To the White Sea Summary
A number of themes — war, violence, nature, sacrifice, and boundaries — are woven together in the overriding theme of the book, Muldrow's quest.
His trip from a sewer pipe in Tokyo to a blood-and-feathered last stand on Hokkaido constitutes not only the framework for the book but a major theme, as Muldrow, in a long tradition of heroes from Odysseus to Don Quixote, must overcome obstacles to achieve his goal. Muldrow's quest is unique because it is extraordinary; he does not just want to survive, he wants to travel through his enemy's heartland and gain his freedom.
Like other heroes, Muldrow is transformed by his quest. The war propels him to dire circumstances, violence both aggrieves and sustains him, and his own nature shifts as quickly as the terrain under his feet, as he moves from instinctive behavior to thoughtful reflection to nostalgia.
(read more from the Study Guide)
The To the White Sea Study Pack contains about 8 pages of study material in 7 products, including:
To the White Sea Short Guide
James Dickey Biographies (6)
1,900 words, approx. 7 pages
James Dickey (1923-1997), with his unique vision, often violent imagery, and eccentric style, created for himself a place as an important American poet in the last half of the twentieth century. Altho...
6,329 words, approx. 22 pages
Writer James Dickey led a remarkable life as poet, novelist, critic, and screenwriter. Winner of the National Book Award for his verse collection Buckdancer's Choice, Dickey attained national and inte...
9,094 words, approx. 31 pages
Biography EssayGlory came early in James Dickey's career: six years after his first collection appeared in Poets of Today VII (1960), he won the 1966 National Book Award for Buckdancer's Choice (1965...
8,339 words, approx. 28 pages
[This entry was updated from its original form in Concise Dictionary of British Literary Biography, volume 8, pp. 52--67.]James Dickey was a visionary poet who sought transformation of the Self in ord...
10,824 words, approx. 37 pages
In what he calls a "snapshot" of James Dickey in The Writer's Voice (1973), George Garrett has written, "Legends, myths, fables and fabliaux, anecdotes, quotations from, hard and funny sayings, tru...
8,348 words, approx. 28 pages

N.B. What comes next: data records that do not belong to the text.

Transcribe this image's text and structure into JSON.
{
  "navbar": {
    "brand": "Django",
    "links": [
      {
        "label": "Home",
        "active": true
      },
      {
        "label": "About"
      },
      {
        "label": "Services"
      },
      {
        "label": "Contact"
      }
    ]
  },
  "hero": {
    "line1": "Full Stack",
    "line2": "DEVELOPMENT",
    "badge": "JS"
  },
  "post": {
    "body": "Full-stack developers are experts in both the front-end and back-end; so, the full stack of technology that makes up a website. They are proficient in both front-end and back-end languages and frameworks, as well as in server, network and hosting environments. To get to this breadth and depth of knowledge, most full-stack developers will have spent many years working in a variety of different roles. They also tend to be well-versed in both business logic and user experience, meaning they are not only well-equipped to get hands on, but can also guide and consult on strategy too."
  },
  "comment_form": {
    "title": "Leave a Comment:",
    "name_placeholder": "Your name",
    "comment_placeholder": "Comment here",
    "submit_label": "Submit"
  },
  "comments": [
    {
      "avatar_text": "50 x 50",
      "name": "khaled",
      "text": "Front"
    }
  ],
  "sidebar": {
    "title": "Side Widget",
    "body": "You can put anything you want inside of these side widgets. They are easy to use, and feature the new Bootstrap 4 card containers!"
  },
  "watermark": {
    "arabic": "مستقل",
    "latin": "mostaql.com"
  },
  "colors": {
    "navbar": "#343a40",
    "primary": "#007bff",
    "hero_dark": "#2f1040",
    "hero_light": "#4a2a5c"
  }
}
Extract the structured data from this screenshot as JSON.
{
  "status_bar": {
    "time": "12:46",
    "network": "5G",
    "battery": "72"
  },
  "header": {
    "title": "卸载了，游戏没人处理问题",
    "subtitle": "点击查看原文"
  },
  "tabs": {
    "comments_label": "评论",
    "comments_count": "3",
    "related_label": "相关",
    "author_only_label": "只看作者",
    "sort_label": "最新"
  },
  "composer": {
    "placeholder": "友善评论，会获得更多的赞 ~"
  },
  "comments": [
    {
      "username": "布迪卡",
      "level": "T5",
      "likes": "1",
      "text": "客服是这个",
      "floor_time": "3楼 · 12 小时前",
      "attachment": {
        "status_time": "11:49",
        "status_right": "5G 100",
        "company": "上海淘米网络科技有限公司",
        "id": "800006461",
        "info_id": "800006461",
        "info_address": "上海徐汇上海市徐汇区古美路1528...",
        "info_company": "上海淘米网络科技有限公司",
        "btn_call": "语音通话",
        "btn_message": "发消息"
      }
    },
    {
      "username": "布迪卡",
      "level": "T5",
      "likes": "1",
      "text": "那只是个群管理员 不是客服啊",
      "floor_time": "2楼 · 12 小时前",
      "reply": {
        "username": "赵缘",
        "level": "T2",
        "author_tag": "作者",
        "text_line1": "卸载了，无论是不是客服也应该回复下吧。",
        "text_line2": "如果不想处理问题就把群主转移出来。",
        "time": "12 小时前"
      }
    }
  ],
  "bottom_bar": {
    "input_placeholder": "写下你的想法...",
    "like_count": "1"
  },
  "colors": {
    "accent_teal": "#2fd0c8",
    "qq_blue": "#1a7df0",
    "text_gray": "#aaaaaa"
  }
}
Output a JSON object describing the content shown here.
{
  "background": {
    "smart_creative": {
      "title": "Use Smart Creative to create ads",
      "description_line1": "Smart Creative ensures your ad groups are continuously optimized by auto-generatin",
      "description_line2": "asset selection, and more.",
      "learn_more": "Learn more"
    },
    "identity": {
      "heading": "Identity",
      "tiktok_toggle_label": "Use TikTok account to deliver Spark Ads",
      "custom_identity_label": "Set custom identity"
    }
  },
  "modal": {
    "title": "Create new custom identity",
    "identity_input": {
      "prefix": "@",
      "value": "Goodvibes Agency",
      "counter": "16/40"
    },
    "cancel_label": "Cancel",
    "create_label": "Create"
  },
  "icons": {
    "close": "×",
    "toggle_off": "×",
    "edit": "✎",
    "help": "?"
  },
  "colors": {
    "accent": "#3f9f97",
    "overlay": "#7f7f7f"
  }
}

James Dickey was a visionary poet who sought transformation of the Self in order to live as fully as possible. Immersed in death encounters, he formulated a poetic vision dramatizing his heightened se...